[INFORMATION SHOWN — start]

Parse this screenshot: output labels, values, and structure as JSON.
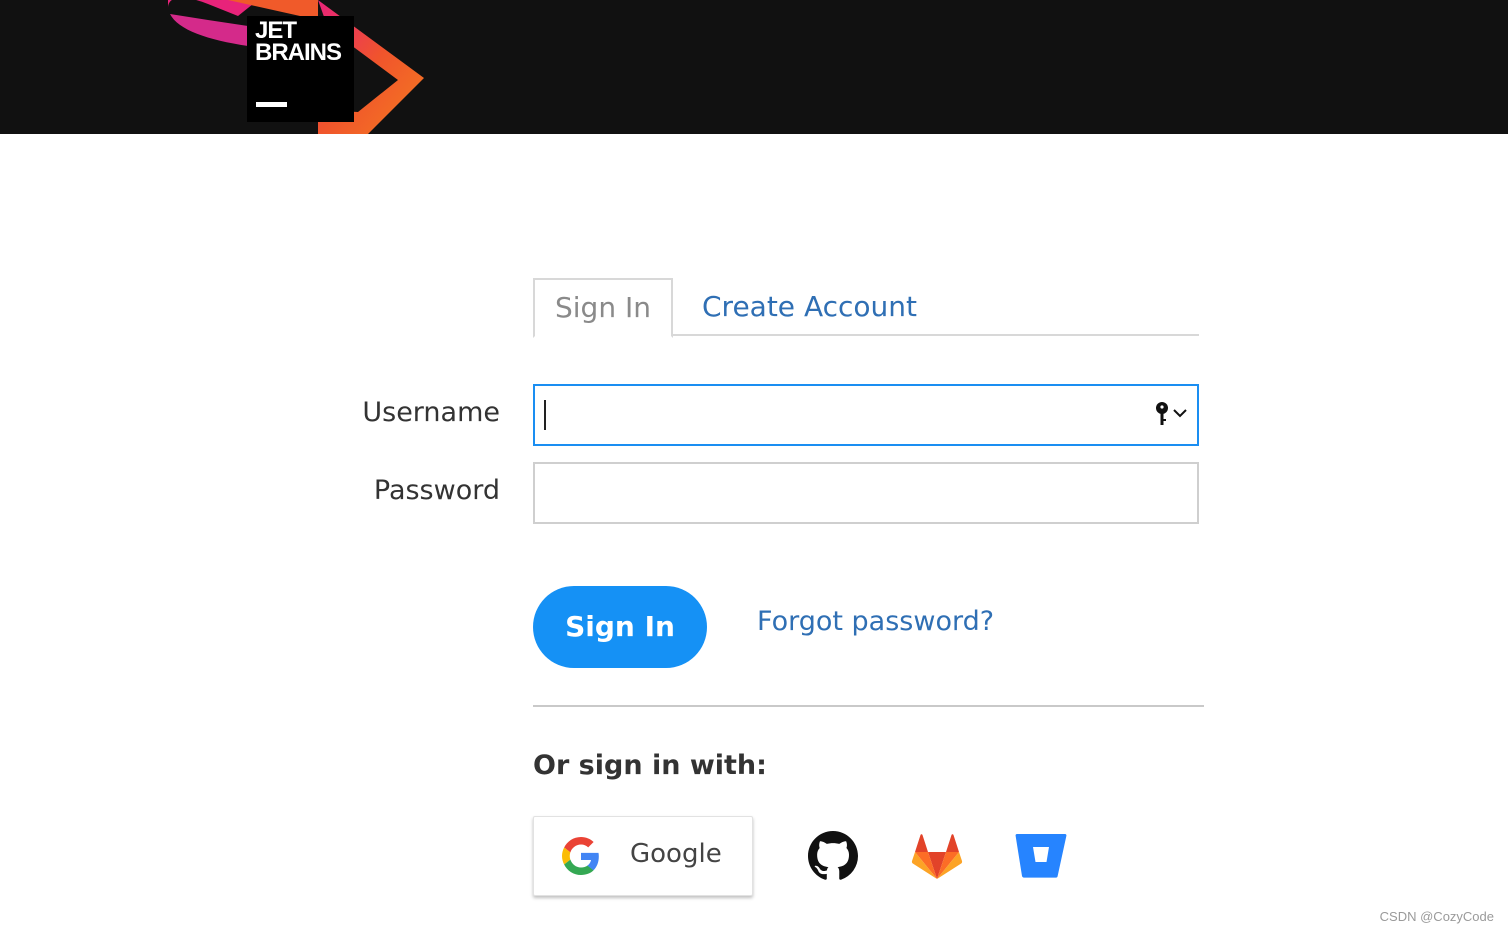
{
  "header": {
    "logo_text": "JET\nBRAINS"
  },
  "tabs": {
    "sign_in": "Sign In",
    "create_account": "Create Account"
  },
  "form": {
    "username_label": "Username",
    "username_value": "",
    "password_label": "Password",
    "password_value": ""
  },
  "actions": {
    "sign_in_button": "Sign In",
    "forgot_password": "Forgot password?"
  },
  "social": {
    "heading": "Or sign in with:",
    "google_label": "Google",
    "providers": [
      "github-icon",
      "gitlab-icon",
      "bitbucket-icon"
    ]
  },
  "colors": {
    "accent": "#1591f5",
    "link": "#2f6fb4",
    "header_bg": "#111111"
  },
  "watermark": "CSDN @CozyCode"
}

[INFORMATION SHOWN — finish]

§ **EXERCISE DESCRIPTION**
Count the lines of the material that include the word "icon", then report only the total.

§ **SOLUTION FOR THIS PROBLEM**
3